The Russian Empire (Российская Империя) or Russia was an empire that existed across Eurasia and North America from 1721, following the end of the Great Northern War, until the Republic was proclaimed by the Provisional Government that took power after the February Revolution of 1917.
Salinity is the saltiness or amount of salt dissolved in a body of water (see also soil salinity).
A sea is a large body of salt water that is surrounded in whole or in part by land.
A sea level rise is an increase in global mean sea level as a result of an increase in the volume of water in the world’s oceans.
A seiche is a standing wave in an enclosed or partially enclosed body of water.
Standard sea level (SSL) (also known as sea level standard (SLS)) defines a set of conditions for physical calculations.
A storm surge, storm flood or storm tide is a coastal flood or tsunami-like phenomenon of rising water commonly associated with low pressure weather systems (such as tropical cyclones and strong extratropical cyclones), the severity of which is affected by the shallowness and orientation of the water body relative to storm path, as well as the timing of tides.
Subsidence is the motion of a surface (usually, the earth's surface) as it shifts downward relative to a datum such as sea level.
Surveying or land surveying is the technique, profession, and science of determining the terrestrial or three-dimensional positions of points and the distances and angles between them.
Tectonics is the process that controls the structure and properties of the Earth's crust and its evolution through time.
Thermal expansion is the tendency of matter to change in shape, area, and volume in response to a change in temperature.
Tides are the rise and fall of sea levels caused by the combined effects of the gravitational forces exerted by the Moon and the Sun and the rotation of Earth.
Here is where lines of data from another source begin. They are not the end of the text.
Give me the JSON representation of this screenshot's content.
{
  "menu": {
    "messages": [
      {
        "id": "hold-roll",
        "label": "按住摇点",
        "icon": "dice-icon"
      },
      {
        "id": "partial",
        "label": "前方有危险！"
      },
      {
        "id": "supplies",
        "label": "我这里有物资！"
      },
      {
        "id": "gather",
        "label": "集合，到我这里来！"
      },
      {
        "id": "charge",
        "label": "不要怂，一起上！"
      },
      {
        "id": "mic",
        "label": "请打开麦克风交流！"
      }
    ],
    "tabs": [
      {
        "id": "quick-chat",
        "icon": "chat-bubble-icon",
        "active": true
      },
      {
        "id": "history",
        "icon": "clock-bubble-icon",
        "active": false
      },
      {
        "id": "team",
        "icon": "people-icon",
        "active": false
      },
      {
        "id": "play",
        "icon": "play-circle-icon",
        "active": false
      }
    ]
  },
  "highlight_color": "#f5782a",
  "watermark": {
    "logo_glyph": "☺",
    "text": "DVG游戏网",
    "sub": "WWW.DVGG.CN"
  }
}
A tide gauge (also known as mareograph or marigraph, as well as sea-level recorder) is a device for measuring the change in sea level relative to a vertical datum.
TOPEX/Poseidon was a joint satellite mission between NASA, the U.S. space agency; and CNES, the French space agency, to map ocean surface topography.
In modern mapping, a topographic map is a type of map characterized by large-scale detail and quantitative representation of relief, usually using contour lines, but historically using a variety of methods.
Topography is the study of the shape and features of the surface of the Earth and other observable astronomical objects including planets, moons, and asteroids.
True polar wander is a solid-body rotation of a planet or moon with respect to its spin axis, causing the geographic locations of the north and south poles to change, or "wander".
A tsunami (from 津波, "harbour wave"; English pronunciation) or tidal wave, also known as a seismic sea wave, is a series of waves in a water body caused by the displacement of a large volume of water, generally in an ocean or a large lake.
Victoria Dock was a dock on the River Mersey, England, and part of the Port of Liverpool.
In fluid dynamics, wind waves, or wind-generated waves, are surface waves that occur on the free surface of bodies of water (like oceans, seas, lakes, rivers, canals, puddles or ponds).
The World Geodetic System (WGS) is a standard for use in cartography, geodesy, and satellite navigation including GPS.
Eustacy, Eustasis, Eustasy, Eustatic, Eustatic change, Eustatic movement, Eustatic movements, Eustatic sea level rise, Glacio-eustatic, Höhe über dem Meeresspiegel, Höhennormal, Marine ingression, Mean Sea Level, Mean level of the sea, Mean sea level, Mean sea-level, Median sea level, Sea Level, Sea levels, Sea-level, Sea-level datum, Sea-levels, Sealevel.